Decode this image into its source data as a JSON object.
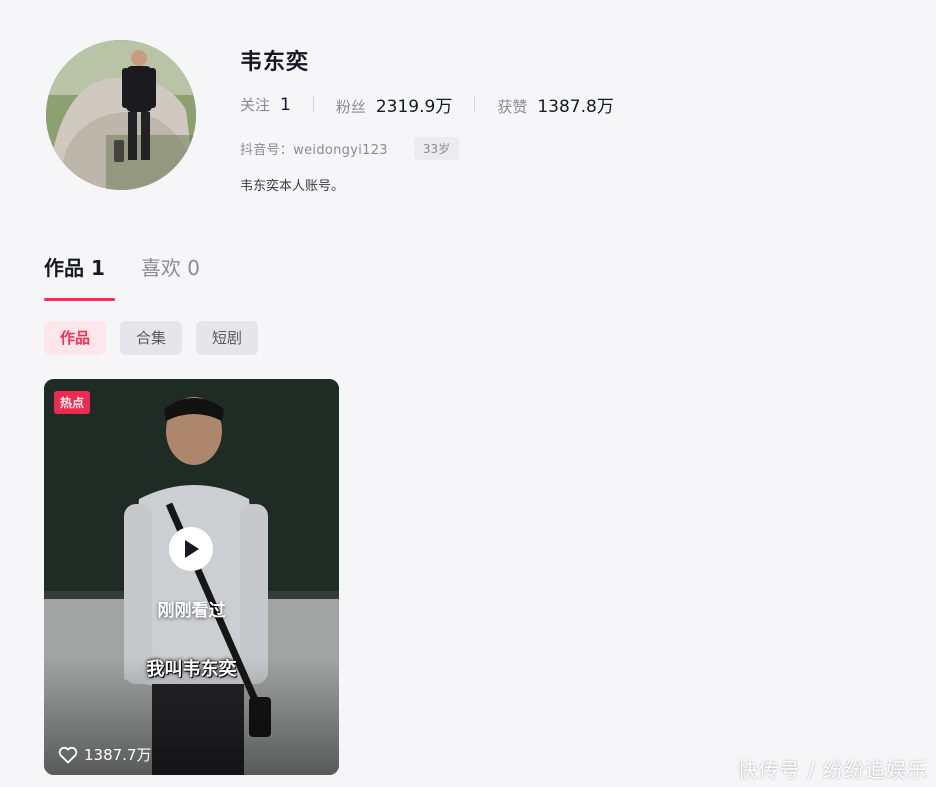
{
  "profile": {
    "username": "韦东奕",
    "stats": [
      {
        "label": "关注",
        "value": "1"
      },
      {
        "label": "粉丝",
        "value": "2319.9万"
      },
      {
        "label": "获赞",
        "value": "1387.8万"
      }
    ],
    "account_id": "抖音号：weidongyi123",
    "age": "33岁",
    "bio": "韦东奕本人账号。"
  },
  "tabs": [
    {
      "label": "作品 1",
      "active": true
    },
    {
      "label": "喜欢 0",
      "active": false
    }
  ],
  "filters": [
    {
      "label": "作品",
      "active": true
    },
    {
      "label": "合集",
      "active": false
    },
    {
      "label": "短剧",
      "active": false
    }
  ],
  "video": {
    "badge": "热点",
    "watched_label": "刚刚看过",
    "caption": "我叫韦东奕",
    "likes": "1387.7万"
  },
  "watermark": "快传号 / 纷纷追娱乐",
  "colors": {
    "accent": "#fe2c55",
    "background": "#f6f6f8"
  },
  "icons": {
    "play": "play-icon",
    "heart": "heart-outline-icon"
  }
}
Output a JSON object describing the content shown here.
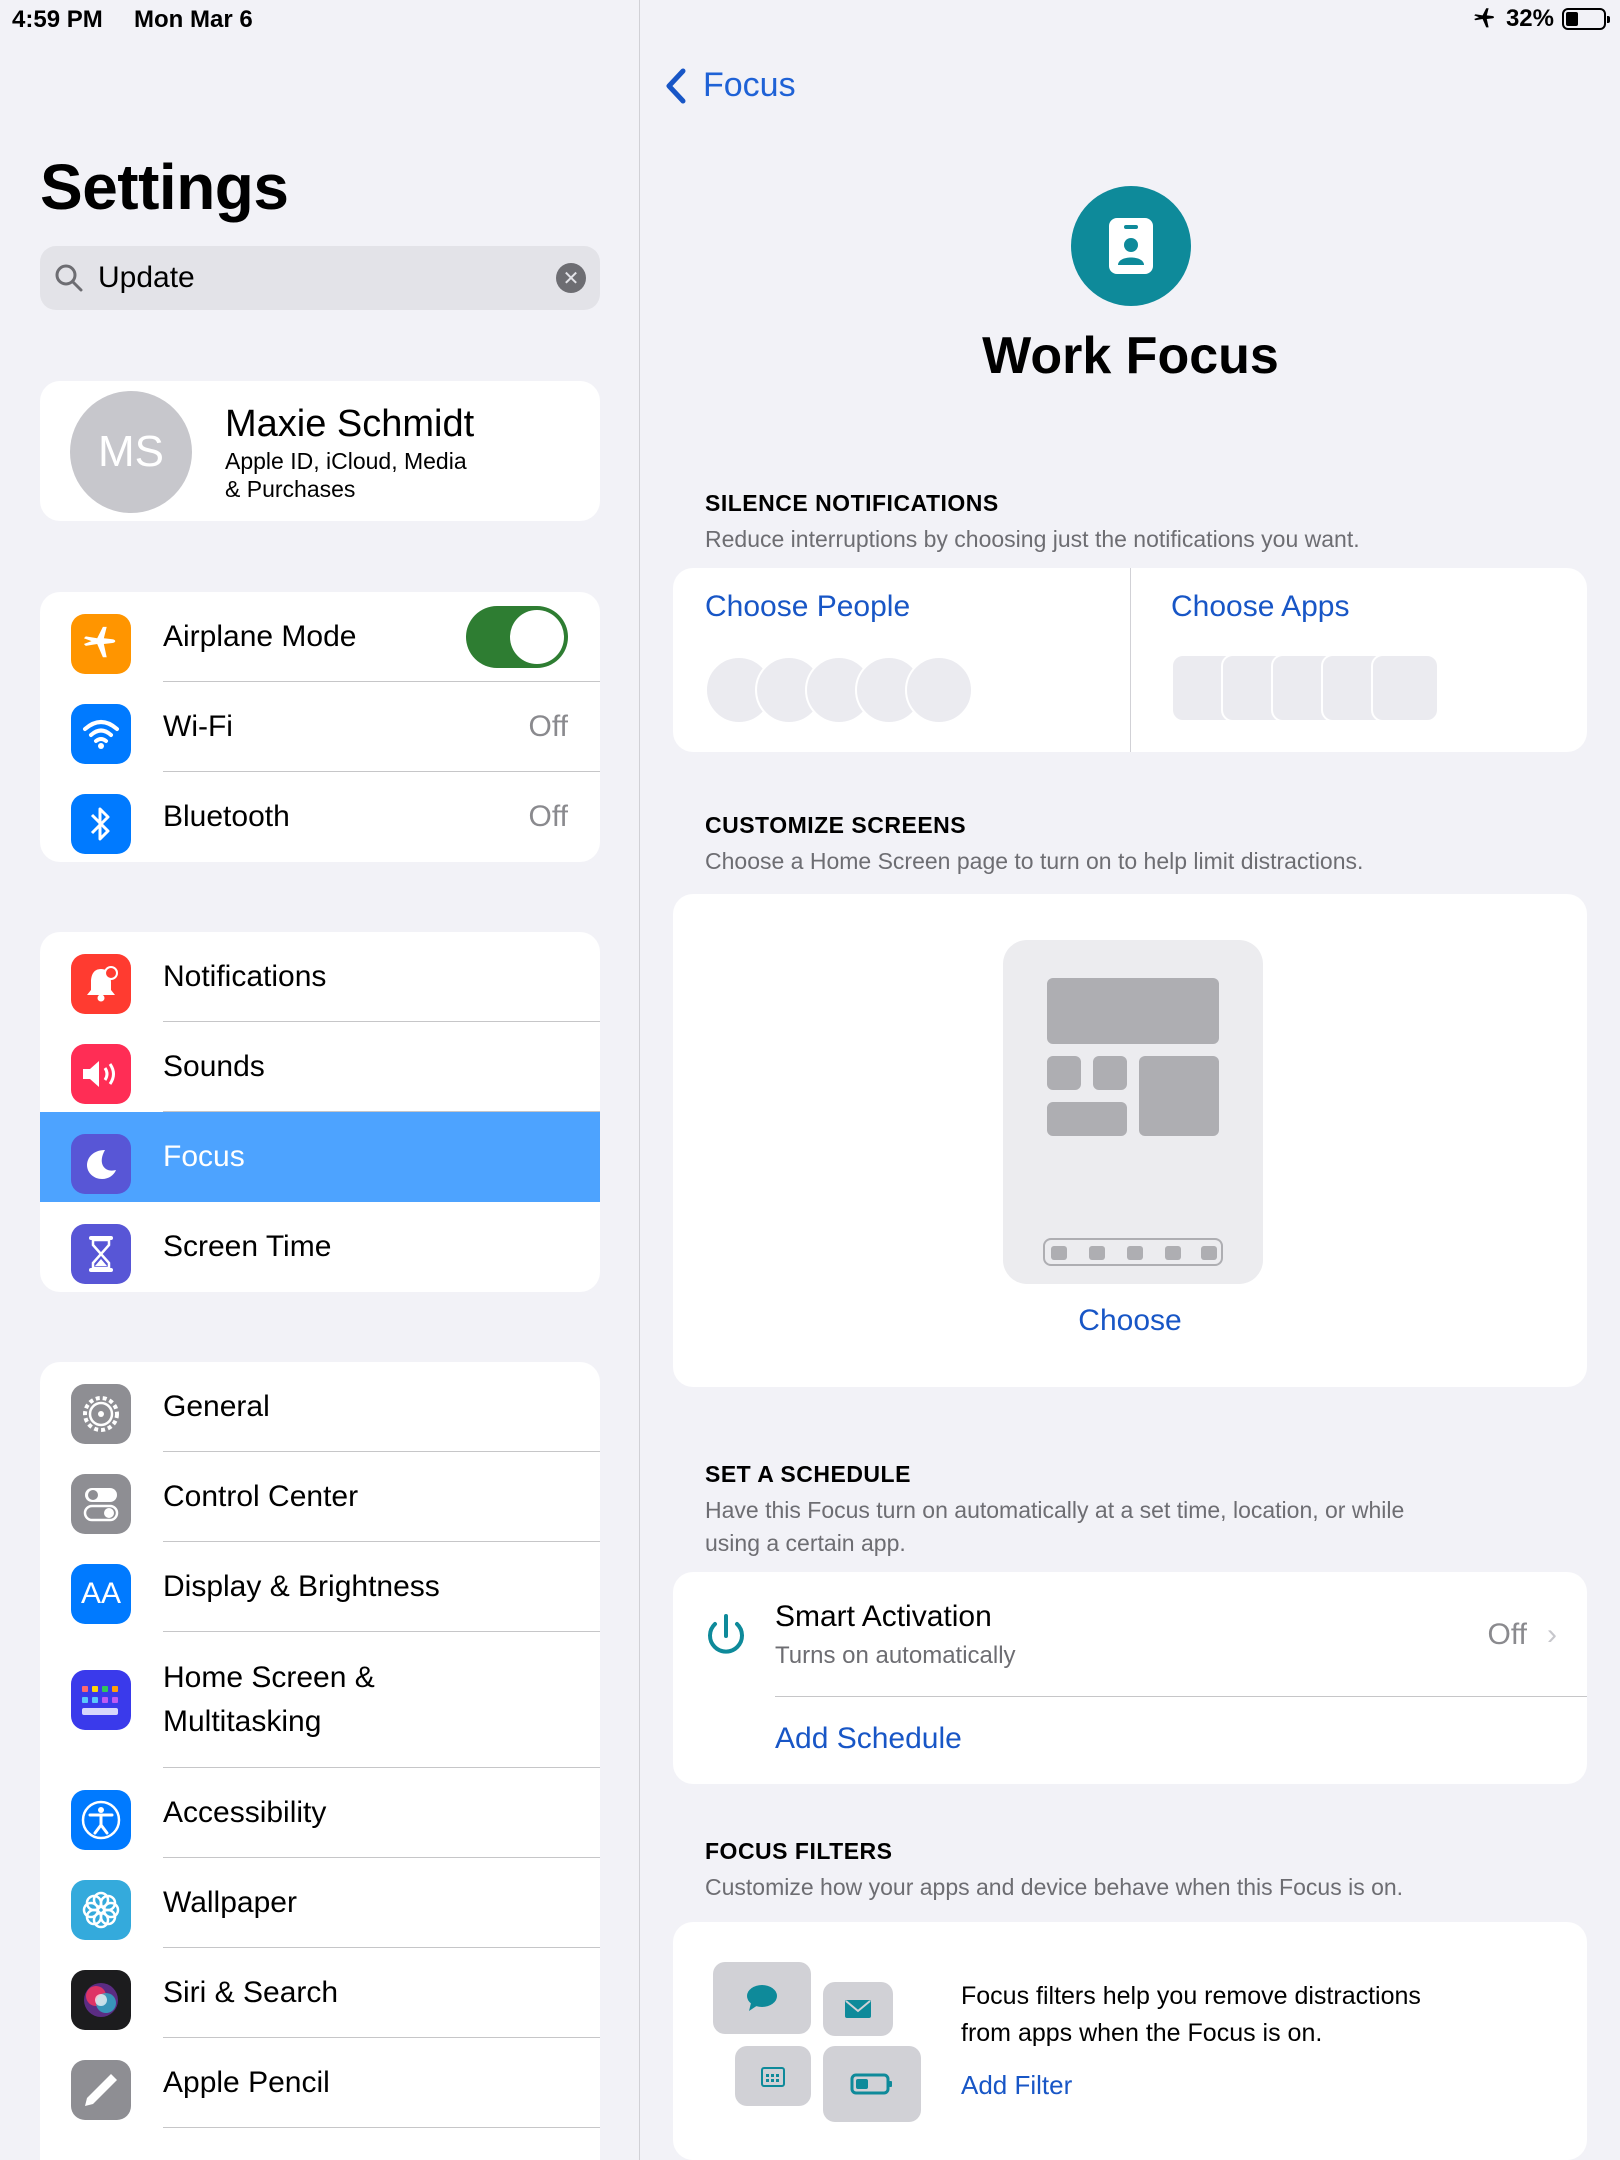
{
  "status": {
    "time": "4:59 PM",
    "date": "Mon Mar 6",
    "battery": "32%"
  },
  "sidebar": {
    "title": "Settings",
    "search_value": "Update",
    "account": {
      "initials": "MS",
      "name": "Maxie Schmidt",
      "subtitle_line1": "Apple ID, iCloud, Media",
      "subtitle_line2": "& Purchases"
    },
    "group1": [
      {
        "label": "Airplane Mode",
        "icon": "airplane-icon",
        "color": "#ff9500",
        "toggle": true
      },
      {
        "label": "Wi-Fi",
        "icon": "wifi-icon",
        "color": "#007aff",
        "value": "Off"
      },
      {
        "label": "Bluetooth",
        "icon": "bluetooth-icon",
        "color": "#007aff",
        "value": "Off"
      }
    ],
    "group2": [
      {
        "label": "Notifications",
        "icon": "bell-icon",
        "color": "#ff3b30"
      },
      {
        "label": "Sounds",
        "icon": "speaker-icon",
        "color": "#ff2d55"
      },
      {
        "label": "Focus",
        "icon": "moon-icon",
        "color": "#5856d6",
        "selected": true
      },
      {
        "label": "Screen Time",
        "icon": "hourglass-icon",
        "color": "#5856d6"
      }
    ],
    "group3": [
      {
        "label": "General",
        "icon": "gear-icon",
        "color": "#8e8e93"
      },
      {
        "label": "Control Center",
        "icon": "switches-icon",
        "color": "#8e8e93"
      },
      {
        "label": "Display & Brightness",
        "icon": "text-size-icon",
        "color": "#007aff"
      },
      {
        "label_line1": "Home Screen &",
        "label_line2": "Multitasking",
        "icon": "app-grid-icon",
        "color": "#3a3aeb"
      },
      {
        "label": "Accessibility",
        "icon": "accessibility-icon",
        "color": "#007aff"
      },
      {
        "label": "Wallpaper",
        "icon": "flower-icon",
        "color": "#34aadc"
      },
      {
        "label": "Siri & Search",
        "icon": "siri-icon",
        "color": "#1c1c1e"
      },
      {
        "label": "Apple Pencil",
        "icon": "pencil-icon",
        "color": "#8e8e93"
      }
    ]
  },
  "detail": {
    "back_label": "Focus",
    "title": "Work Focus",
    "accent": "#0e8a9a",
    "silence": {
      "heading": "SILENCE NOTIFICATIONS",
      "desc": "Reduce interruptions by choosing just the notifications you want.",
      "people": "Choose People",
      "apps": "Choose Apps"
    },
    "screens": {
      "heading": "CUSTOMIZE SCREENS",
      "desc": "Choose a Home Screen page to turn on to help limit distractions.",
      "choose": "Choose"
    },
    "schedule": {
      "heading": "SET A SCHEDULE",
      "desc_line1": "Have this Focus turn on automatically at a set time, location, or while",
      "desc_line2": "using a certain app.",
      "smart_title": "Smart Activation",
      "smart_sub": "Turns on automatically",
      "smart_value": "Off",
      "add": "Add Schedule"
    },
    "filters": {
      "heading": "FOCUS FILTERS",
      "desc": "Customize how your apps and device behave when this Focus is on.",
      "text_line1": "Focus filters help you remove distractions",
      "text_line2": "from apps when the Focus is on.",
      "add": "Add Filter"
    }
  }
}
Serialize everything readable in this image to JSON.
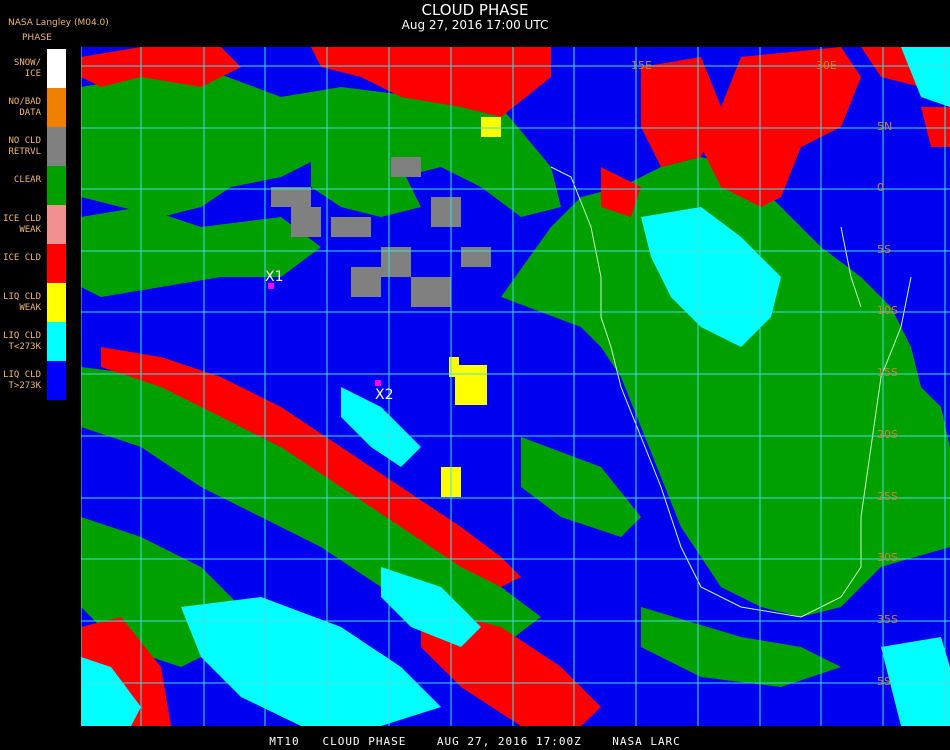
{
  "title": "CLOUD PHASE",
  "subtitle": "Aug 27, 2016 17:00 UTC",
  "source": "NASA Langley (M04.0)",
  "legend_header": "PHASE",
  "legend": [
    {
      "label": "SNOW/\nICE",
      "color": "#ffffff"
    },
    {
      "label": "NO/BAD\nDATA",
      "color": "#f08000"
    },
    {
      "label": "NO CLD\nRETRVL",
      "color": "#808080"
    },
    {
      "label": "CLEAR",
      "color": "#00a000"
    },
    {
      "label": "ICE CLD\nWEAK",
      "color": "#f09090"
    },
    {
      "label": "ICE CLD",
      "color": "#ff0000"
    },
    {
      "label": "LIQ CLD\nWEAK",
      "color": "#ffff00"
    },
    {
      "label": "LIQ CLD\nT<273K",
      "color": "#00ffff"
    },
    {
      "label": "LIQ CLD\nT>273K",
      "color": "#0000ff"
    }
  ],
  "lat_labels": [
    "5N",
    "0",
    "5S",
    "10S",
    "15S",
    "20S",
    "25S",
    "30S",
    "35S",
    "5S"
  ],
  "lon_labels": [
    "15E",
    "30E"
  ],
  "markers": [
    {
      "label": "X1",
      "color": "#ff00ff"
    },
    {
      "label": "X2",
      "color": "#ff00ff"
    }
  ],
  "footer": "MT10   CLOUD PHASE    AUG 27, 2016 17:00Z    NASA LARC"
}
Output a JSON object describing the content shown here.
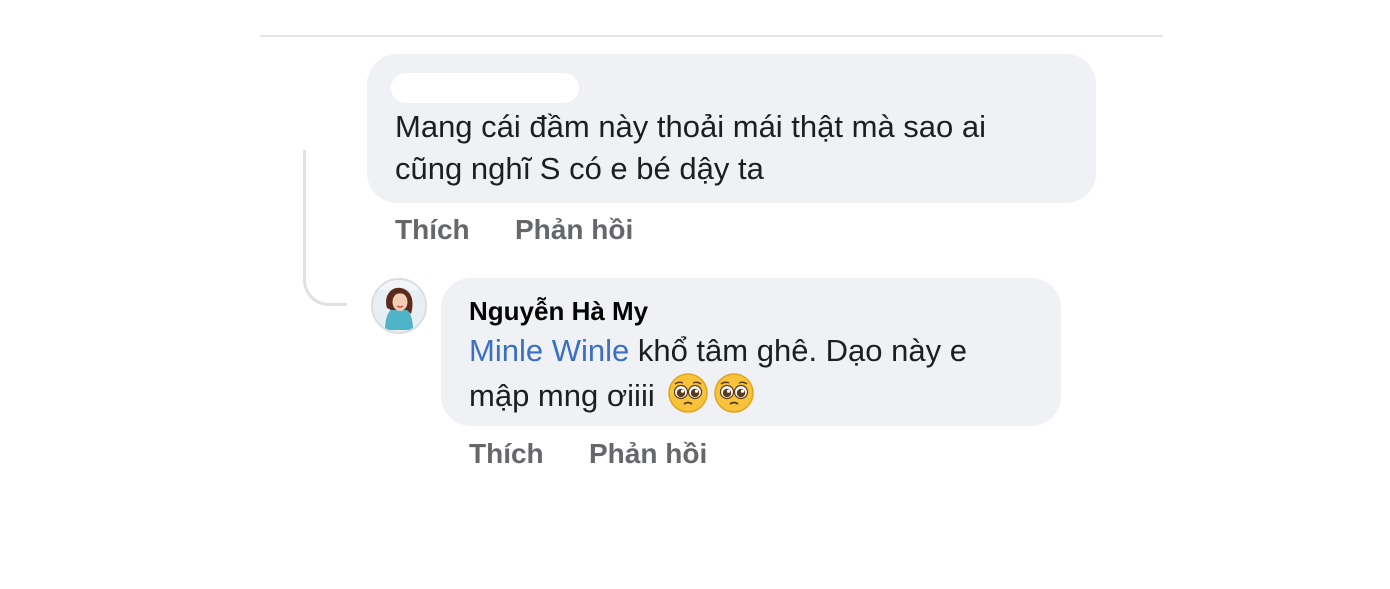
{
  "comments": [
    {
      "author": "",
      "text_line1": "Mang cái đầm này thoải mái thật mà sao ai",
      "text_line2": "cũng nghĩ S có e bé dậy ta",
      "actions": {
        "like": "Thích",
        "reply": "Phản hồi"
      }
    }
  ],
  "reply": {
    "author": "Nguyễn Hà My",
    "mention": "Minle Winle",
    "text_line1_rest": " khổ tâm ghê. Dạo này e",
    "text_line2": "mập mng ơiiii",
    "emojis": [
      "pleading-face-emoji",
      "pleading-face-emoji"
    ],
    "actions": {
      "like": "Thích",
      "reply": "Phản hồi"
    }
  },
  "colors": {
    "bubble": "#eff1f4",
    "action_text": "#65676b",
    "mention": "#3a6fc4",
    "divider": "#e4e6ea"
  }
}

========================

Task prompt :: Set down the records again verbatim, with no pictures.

Exercise result ::
Decode this image into its source data as a JSON object.
{
  "profile": {
    "username": "韦东奕",
    "stats": [
      {
        "label": "关注",
        "value": "1"
      },
      {
        "label": "粉丝",
        "value": "2319.9万"
      },
      {
        "label": "获赞",
        "value": "1387.8万"
      }
    ],
    "account_id": "抖音号：weidongyi123",
    "age": "33岁",
    "bio": "韦东奕本人账号。"
  },
  "tabs": [
    {
      "label": "作品 1",
      "active": true
    },
    {
      "label": "喜欢 0",
      "active": false
    }
  ],
  "filters": [
    {
      "label": "作品",
      "active": true
    },
    {
      "label": "合集",
      "active": false
    },
    {
      "label": "短剧",
      "active": false
    }
  ],
  "video": {
    "badge": "热点",
    "watched_label": "刚刚看过",
    "caption": "我叫韦东奕",
    "likes": "1387.7万"
  },
  "watermark": "快传号 / 纷纷追娱乐",
  "colors": {
    "accent": "#fe2c55",
    "background": "#f6f6f8"
  },
  "icons": {
    "play": "play-icon",
    "heart": "heart-outline-icon"
  }
}
Output a JSON object describing the content shown here.
{
  "status": {
    "time": "4:59 PM",
    "date": "Mon Mar 6",
    "battery": "32%"
  },
  "sidebar": {
    "title": "Settings",
    "search_value": "Update",
    "account": {
      "initials": "MS",
      "name": "Maxie Schmidt",
      "subtitle_line1": "Apple ID, iCloud, Media",
      "subtitle_line2": "& Purchases"
    },
    "group1": [
      {
        "label": "Airplane Mode",
        "icon": "airplane-icon",
        "color": "#ff9500",
        "toggle": true
      },
      {
        "label": "Wi-Fi",
        "icon": "wifi-icon",
        "color": "#007aff",
        "value": "Off"
      },
      {
        "label": "Bluetooth",
        "icon": "bluetooth-icon",
        "color": "#007aff",
        "value": "Off"
      }
    ],
    "group2": [
      {
        "label": "Notifications",
        "icon": "bell-icon",
        "color": "#ff3b30"
      },
      {
        "label": "Sounds",
        "icon": "speaker-icon",
        "color": "#ff2d55"
      },
      {
        "label": "Focus",
        "icon": "moon-icon",
        "color": "#5856d6",
        "selected": true
      },
      {
        "label": "Screen Time",
        "icon": "hourglass-icon",
        "color": "#5856d6"
      }
    ],
    "group3": [
      {
        "label": "General",
        "icon": "gear-icon",
        "color": "#8e8e93"
      },
      {
        "label": "Control Center",
        "icon": "switches-icon",
        "color": "#8e8e93"
      },
      {
        "label": "Display & Brightness",
        "icon": "text-size-icon",
        "color": "#007aff"
      },
      {
        "label_line1": "Home Screen &",
        "label_line2": "Multitasking",
        "icon": "app-grid-icon",
        "color": "#3a3aeb"
      },
      {
        "label": "Accessibility",
        "icon": "accessibility-icon",
        "color": "#007aff"
      },
      {
        "label": "Wallpaper",
        "icon": "flower-icon",
        "color": "#34aadc"
      },
      {
        "label": "Siri & Search",
        "icon": "siri-icon",
        "color": "#1c1c1e"
      },
      {
        "label": "Apple Pencil",
        "icon": "pencil-icon",
        "color": "#8e8e93"
      }
    ]
  },
  "detail": {
    "back_label": "Focus",
    "title": "Work Focus",
    "accent": "#0e8a9a",
    "silence": {
      "heading": "SILENCE NOTIFICATIONS",
      "desc": "Reduce interruptions by choosing just the notifications you want.",
      "people": "Choose People",
      "apps": "Choose Apps"
    },
    "screens": {
      "heading": "CUSTOMIZE SCREENS",
      "desc": "Choose a Home Screen page to turn on to help limit distractions.",
      "choose": "Choose"
    },
    "schedule": {
      "heading": "SET A SCHEDULE",
      "desc_line1": "Have this Focus turn on automatically at a set time, location, or while",
      "desc_line2": "using a certain app.",
      "smart_title": "Smart Activation",
      "smart_sub": "Turns on automatically",
      "smart_value": "Off",
      "add": "Add Schedule"
    },
    "filters": {
      "heading": "FOCUS FILTERS",
      "desc": "Customize how your apps and device behave when this Focus is on.",
      "text_line1": "Focus filters help you remove distractions",
      "text_line2": "from apps when the Focus is on.",
      "add": "Add Filter"
    }
  }
}
Serialize everything readable in this image to JSON.
{
  "title": "CLOUD PHASE",
  "subtitle": "Aug 27, 2016 17:00 UTC",
  "source": "NASA Langley (M04.0)",
  "legend_header": "PHASE",
  "legend": [
    {
      "label": "SNOW/\nICE",
      "color": "#ffffff"
    },
    {
      "label": "NO/BAD\nDATA",
      "color": "#f08000"
    },
    {
      "label": "NO CLD\nRETRVL",
      "color": "#808080"
    },
    {
      "label": "CLEAR",
      "color": "#00a000"
    },
    {
      "label": "ICE CLD\nWEAK",
      "color": "#f09090"
    },
    {
      "label": "ICE CLD",
      "color": "#ff0000"
    },
    {
      "label": "LIQ CLD\nWEAK",
      "color": "#ffff00"
    },
    {
      "label": "LIQ CLD\nT<273K",
      "color": "#00ffff"
    },
    {
      "label": "LIQ CLD\nT>273K",
      "color": "#0000ff"
    }
  ],
  "lat_labels": [
    "5N",
    "0",
    "5S",
    "10S",
    "15S",
    "20S",
    "25S",
    "30S",
    "35S",
    "5S"
  ],
  "lon_labels": [
    "15E",
    "30E"
  ],
  "markers": [
    {
      "label": "X1",
      "color": "#ff00ff"
    },
    {
      "label": "X2",
      "color": "#ff00ff"
    }
  ],
  "footer": "MT10   CLOUD PHASE    AUG 27, 2016 17:00Z    NASA LARC"
}
Output a JSON object describing the content shown here.
{
  "comments": [
    {
      "author": "",
      "text_line1": "Mang cái đầm này thoải mái thật mà sao ai",
      "text_line2": "cũng nghĩ S có e bé dậy ta",
      "actions": {
        "like": "Thích",
        "reply": "Phản hồi"
      }
    }
  ],
  "reply": {
    "author": "Nguyễn Hà My",
    "mention": "Minle Winle",
    "text_line1_rest": " khổ tâm ghê. Dạo này e",
    "text_line2": "mập mng ơiiii",
    "emojis": [
      "pleading-face-emoji",
      "pleading-face-emoji"
    ],
    "actions": {
      "like": "Thích",
      "reply": "Phản hồi"
    }
  },
  "colors": {
    "bubble": "#eff1f4",
    "action_text": "#65676b",
    "mention": "#3a6fc4",
    "divider": "#e4e6ea"
  }
}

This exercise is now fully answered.